Why this story? There are some things that are difficult to negotiate in the classroom. For me, words like the one in The Higher Power of Lucky simply don't present a challenge. Words that name anatomically correct parts of the human body and even their slang equivalents, need to be treated matter-of-factly. If the teacher (or librarian) doesn't make a big deal of it, neither will the kids. However, when it comes to issues that get to very core of who we are, how we treat others, and how history has treated people who are different, then I am challenged to think about how I can make my classroom a safe place for all students. I worry about the words that I must read aloud, the ones the author has chosen for a very specific purpose, that I know will offend or hurt. Should I skip over or leave out the n-word when I read Day of Tears? At the end of the discussion, I ask my students this very question. They all say no.

I believe these are the issues we should be discussing, and not the (somewhat) foolish comments of a few folks who feel that the word scrotum is offensive.

**Just Added - Forgive me for being behind the times, as I've been out of town for several days.

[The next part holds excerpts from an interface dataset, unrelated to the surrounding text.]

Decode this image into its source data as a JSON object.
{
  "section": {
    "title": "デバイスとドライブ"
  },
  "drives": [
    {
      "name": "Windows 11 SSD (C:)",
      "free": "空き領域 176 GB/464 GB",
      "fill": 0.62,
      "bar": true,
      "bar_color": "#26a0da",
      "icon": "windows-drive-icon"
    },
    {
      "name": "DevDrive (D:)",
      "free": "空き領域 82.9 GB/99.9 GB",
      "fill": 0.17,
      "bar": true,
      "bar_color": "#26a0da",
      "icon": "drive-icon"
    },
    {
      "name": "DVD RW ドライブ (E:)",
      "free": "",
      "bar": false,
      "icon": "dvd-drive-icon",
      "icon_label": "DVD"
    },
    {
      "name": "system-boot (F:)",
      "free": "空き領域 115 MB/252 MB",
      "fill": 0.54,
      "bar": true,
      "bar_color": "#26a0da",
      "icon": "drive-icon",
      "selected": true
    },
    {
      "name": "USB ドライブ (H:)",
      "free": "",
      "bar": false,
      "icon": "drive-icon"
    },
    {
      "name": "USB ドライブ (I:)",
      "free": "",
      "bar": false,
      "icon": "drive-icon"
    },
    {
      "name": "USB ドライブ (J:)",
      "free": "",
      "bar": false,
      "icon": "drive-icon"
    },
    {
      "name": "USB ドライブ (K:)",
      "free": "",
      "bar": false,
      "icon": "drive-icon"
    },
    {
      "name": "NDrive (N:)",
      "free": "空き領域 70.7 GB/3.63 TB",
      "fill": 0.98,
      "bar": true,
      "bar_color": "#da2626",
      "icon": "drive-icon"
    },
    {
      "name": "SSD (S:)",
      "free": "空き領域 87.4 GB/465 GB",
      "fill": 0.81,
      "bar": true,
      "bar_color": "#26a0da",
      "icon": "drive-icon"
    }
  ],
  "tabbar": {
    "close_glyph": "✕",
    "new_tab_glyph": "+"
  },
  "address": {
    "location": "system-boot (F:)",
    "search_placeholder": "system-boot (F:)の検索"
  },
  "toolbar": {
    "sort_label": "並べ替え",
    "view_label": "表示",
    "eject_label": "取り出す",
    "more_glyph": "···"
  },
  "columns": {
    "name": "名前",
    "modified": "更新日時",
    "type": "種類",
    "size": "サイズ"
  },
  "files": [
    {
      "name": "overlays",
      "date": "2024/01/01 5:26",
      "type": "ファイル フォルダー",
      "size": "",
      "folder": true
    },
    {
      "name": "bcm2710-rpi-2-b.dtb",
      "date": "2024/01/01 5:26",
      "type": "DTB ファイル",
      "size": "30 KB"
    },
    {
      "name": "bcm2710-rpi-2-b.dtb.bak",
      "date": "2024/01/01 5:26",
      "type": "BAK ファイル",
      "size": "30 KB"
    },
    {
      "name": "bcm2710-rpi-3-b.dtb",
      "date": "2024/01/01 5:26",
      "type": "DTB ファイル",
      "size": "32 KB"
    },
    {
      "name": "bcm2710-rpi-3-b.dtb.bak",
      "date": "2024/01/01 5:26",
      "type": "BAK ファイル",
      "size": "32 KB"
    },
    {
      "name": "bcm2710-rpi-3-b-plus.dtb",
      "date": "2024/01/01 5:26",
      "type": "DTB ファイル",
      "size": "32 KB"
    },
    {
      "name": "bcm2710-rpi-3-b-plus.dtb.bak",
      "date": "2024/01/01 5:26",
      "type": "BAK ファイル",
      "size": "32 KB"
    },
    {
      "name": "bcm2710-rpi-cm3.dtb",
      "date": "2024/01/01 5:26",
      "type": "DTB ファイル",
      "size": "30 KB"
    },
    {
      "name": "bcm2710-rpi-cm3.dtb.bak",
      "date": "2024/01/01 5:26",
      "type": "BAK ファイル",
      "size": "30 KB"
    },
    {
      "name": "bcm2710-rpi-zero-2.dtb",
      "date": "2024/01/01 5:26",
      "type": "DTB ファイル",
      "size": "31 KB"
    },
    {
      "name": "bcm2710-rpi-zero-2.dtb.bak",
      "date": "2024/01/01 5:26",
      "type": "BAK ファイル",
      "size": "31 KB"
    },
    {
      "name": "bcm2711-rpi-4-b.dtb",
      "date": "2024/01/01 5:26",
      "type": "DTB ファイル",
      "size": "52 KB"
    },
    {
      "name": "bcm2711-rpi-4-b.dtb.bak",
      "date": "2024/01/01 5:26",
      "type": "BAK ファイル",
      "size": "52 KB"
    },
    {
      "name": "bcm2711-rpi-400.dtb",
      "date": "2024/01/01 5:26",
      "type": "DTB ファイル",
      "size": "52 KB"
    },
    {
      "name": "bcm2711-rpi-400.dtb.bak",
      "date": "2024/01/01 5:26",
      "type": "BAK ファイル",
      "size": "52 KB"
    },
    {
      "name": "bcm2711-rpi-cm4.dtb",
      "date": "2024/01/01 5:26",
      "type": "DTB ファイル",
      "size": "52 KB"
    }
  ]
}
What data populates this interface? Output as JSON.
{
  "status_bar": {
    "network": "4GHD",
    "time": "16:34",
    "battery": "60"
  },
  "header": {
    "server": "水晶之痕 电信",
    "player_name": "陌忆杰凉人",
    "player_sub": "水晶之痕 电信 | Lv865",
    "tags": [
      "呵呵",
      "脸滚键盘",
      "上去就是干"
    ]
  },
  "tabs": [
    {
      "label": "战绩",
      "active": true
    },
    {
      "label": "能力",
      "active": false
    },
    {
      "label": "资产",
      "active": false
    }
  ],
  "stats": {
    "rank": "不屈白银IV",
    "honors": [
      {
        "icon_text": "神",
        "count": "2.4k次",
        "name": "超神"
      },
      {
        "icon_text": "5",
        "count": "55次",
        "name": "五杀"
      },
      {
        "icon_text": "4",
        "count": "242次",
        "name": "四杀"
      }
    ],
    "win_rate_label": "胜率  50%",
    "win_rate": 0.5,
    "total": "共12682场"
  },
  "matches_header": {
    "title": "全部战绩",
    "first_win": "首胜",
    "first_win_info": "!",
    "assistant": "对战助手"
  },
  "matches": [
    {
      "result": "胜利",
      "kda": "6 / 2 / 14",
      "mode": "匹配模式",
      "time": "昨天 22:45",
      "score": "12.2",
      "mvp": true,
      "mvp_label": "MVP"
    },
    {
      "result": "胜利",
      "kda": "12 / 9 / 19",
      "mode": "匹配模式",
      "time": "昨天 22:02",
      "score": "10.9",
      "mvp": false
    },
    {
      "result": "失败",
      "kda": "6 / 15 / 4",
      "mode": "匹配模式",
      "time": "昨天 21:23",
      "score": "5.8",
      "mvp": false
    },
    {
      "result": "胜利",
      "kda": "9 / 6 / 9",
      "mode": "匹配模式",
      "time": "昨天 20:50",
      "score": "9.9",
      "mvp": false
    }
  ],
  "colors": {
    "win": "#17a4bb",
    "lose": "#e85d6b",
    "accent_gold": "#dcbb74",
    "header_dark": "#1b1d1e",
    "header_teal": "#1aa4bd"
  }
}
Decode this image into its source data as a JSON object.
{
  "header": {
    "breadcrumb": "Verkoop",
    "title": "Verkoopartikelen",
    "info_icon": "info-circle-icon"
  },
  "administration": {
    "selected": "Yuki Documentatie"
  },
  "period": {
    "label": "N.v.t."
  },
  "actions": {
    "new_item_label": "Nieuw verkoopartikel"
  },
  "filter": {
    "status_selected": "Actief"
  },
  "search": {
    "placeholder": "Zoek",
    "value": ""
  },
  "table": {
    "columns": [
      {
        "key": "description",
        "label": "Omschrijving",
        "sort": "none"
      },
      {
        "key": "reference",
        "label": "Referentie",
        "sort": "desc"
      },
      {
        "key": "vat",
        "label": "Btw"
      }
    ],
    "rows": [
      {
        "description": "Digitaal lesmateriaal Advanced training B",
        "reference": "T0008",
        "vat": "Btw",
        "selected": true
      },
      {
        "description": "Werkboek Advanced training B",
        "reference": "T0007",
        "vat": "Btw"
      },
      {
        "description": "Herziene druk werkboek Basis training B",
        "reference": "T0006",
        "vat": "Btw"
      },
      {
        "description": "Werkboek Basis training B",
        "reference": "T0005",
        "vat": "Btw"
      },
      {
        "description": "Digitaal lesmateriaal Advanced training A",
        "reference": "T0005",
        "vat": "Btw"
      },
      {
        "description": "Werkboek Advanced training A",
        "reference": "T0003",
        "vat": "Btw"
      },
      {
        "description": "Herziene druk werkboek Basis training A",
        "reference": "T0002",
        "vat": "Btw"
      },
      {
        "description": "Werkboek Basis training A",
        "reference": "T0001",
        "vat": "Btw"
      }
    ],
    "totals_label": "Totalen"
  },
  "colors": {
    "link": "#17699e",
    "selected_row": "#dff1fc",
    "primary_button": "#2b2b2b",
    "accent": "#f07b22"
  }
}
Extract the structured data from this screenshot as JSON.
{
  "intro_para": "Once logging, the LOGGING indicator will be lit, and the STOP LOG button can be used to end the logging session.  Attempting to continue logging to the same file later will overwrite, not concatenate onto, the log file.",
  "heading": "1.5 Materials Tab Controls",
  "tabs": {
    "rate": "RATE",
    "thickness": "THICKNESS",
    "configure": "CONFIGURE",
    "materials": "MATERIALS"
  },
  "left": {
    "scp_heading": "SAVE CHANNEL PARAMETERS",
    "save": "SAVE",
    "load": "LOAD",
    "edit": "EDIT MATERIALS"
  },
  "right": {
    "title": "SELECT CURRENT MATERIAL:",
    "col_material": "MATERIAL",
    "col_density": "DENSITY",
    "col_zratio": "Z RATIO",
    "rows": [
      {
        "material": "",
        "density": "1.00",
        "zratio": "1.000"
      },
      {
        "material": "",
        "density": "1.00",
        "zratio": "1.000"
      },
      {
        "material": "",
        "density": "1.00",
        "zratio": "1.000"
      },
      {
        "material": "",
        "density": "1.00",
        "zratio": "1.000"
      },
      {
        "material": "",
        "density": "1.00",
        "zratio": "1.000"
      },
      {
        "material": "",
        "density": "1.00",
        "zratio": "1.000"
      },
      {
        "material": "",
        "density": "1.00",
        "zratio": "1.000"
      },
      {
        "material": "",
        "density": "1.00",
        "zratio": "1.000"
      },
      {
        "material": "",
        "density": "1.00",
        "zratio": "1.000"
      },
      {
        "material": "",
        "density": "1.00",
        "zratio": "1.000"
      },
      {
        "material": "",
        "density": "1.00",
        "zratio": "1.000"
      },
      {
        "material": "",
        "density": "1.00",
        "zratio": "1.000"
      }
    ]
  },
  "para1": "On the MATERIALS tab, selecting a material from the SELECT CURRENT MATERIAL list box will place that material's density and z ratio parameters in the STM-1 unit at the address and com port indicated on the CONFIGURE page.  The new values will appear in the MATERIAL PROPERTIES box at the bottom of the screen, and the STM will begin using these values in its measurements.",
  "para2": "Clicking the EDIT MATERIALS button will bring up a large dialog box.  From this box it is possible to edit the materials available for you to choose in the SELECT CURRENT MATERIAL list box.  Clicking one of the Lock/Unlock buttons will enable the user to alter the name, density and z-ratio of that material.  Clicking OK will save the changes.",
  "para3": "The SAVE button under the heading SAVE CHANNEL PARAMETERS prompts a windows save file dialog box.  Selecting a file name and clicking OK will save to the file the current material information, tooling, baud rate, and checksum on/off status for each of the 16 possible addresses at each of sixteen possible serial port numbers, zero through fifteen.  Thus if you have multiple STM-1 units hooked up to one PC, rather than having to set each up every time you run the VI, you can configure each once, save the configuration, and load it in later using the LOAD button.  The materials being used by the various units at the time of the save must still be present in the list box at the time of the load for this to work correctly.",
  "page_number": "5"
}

Over at educating alice, Monica Edinger wrote about this very topic before I did. She, of course, presents her ideas much more eloquently. Please head on over and check out What I Do With Discomforting Words, Scrotum Not Being One of Them.


  1. Wow--that is tough. I would read it as is with the explanation. That is very powerful and I'm sure that the conversations are powerful, too.

  2. A great post--such an important issue. I am almost finished with The Higher Power of Lucky and see the word "scrotum" as a non-issue now that I have almost read the entire book. I agree that it is not difficult compared to real issues that are hard and big.

  3. Very interesting post. Thanks for sharing your experience.

  4. Tricia,

    This is a completely fantastic lesson. Fantastic. If you get every single one of those students to think hard about why this book needs to be read, how they are going to deal with difficult, but important matter like this --- well, you have totally succeeded.


  5. Hi Monica,
    Thanks so much for writing. I do hope these students walk away from class thinking critically about the value of reading aloud, even when it entails reading difficult subject matter. And I hope that this experience helps prepare them to deal with the diversity they will face in their own classrooms.

  6. Thank you for this post. I struggle with reading these heart breaking books too. There have been a lot of books I have blogged about in the past six months that I said to myself "I can't read this out loud to a child. I just can't bear it - it's too painful." But of course those are the books we need to read. It might often seem easier at first to just avoid the horrifying true topics, but once you brave the discomfort and open it up there is no more important work than learning to talk about it and allowing others to do the same. Isn't the classroom one of the places we should be able to do that? Home being the first place, of course. Thank you so much for this post and this lesson.